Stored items
=====
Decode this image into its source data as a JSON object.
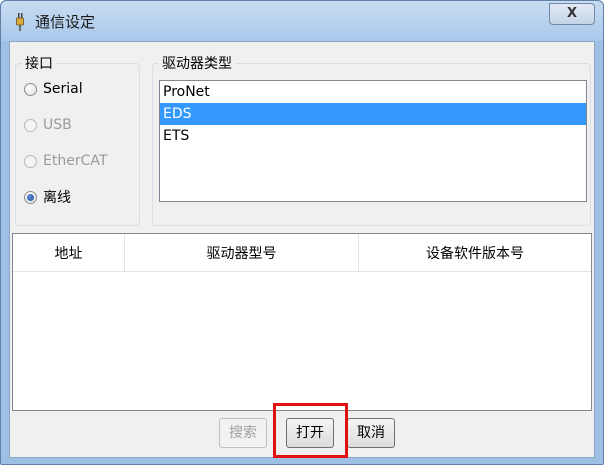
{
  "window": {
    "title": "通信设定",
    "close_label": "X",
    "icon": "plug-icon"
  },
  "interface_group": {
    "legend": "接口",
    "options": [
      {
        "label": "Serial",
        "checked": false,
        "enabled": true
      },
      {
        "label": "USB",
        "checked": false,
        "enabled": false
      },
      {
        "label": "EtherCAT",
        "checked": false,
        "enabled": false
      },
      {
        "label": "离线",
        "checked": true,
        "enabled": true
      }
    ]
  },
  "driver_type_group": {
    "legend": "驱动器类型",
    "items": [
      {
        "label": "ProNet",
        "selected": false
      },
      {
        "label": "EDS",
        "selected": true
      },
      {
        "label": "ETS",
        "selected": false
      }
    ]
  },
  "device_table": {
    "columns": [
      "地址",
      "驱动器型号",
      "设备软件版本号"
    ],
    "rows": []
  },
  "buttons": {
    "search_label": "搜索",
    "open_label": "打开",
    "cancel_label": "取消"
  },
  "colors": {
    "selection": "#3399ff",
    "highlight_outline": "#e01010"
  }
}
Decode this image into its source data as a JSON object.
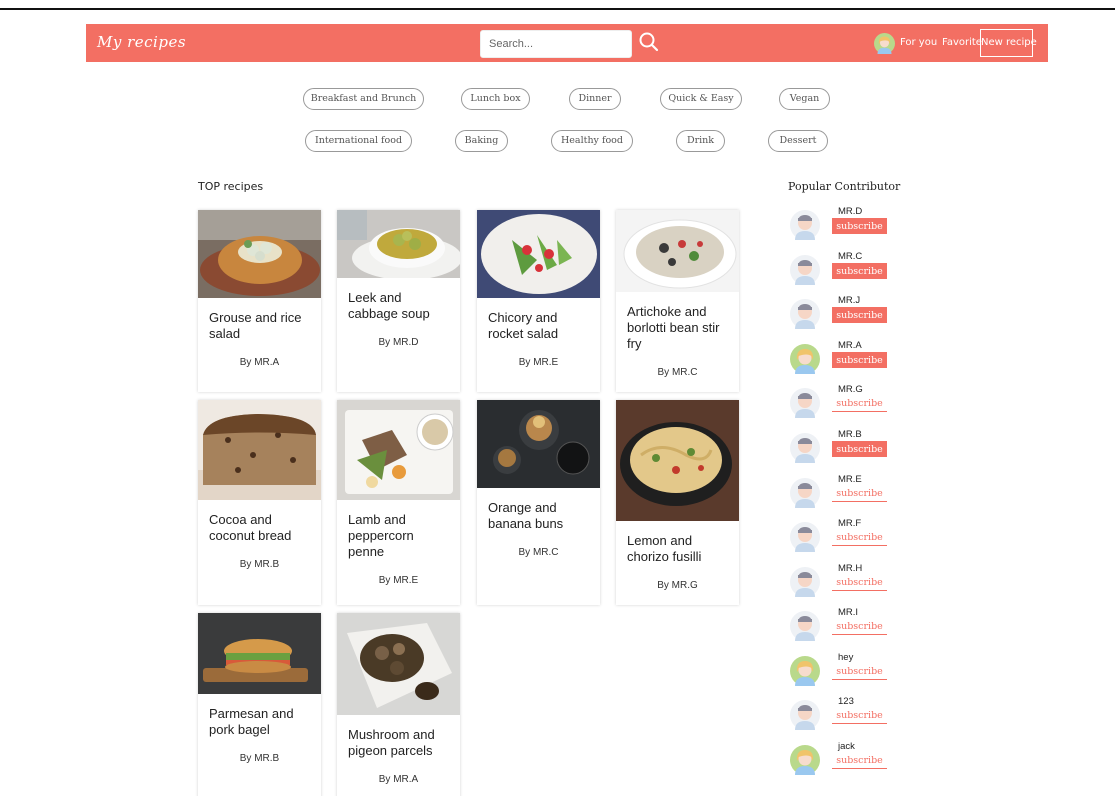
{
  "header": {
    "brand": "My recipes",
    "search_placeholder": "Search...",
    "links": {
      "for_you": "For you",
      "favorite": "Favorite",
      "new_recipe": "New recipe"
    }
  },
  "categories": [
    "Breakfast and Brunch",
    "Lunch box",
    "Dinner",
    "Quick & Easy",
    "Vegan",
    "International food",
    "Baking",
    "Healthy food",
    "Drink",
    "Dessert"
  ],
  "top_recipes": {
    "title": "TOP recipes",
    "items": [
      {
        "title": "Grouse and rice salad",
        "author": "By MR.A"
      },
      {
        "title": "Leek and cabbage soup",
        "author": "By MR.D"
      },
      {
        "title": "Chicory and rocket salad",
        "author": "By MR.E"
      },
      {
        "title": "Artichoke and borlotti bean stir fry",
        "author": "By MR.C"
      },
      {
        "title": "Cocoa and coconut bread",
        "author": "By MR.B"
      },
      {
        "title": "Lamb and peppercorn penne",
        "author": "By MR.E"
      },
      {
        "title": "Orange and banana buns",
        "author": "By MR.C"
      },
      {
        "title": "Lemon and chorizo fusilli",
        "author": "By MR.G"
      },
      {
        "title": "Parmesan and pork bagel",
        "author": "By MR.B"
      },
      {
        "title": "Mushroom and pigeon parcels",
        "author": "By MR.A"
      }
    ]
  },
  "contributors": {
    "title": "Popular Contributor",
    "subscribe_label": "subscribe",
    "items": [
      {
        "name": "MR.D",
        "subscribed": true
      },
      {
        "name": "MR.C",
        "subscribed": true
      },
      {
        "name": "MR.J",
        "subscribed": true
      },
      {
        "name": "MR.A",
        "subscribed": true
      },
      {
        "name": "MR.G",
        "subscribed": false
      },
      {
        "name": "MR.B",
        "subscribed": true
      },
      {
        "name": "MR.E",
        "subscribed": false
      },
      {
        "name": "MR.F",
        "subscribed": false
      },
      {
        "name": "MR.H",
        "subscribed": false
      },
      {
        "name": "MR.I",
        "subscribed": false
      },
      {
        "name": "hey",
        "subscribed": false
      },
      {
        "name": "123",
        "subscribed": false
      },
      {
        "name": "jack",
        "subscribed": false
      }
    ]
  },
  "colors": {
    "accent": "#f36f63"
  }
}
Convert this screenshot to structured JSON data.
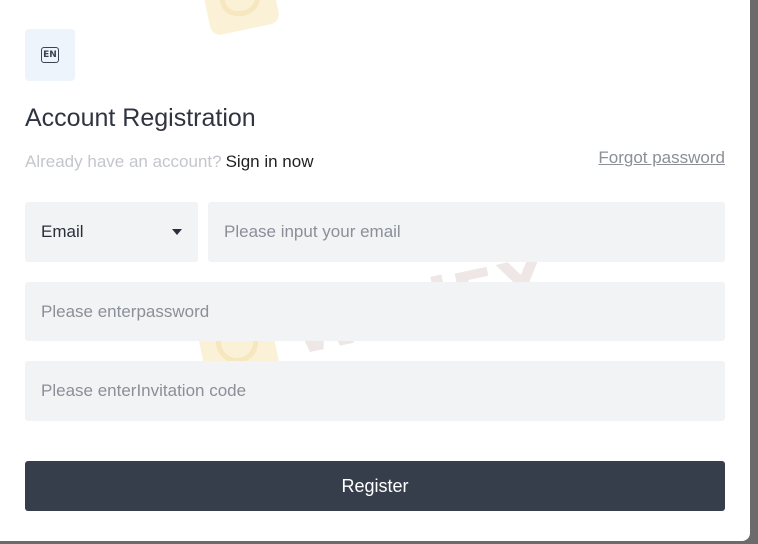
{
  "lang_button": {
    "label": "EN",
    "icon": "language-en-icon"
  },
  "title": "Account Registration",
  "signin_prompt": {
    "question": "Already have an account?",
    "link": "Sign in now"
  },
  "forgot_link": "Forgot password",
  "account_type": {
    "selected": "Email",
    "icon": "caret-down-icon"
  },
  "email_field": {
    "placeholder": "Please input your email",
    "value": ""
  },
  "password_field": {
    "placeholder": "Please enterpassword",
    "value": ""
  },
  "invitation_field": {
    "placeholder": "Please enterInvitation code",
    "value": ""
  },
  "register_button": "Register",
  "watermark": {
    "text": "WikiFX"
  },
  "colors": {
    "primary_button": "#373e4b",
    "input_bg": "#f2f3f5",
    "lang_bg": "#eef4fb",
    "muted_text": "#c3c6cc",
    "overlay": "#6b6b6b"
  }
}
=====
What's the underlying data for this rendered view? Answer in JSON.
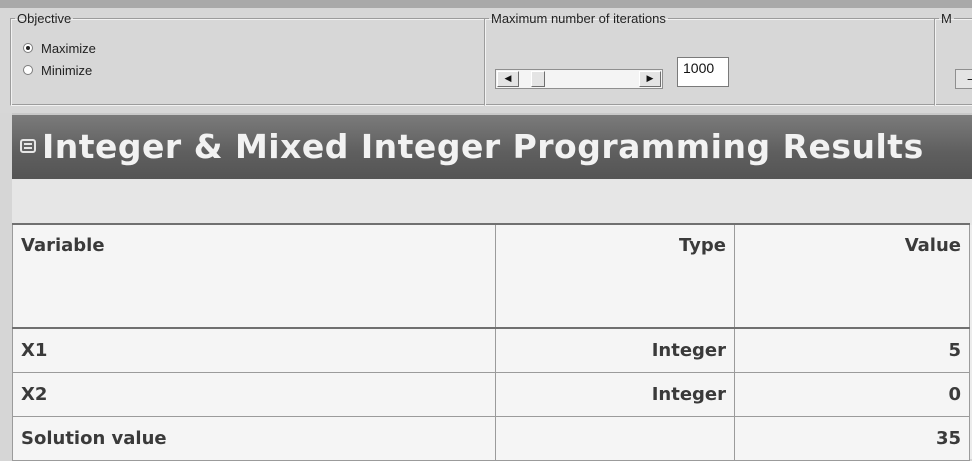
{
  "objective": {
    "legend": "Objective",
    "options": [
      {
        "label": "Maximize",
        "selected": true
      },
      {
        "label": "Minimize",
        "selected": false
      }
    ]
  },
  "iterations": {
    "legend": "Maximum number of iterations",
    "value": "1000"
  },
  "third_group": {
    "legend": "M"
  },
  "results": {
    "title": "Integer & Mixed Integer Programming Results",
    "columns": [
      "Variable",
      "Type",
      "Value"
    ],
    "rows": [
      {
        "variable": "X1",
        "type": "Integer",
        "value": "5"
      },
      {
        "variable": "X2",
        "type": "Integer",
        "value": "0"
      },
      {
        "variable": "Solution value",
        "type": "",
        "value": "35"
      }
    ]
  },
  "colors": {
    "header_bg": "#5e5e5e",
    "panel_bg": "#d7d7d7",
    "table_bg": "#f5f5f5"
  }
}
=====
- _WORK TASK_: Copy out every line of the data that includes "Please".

- _RESPONSE TO THIS TASK_:
    "placeholder": "Please input your email",
    "placeholder": "Please enterpassword",
    "placeholder": "Please enterInvitation code",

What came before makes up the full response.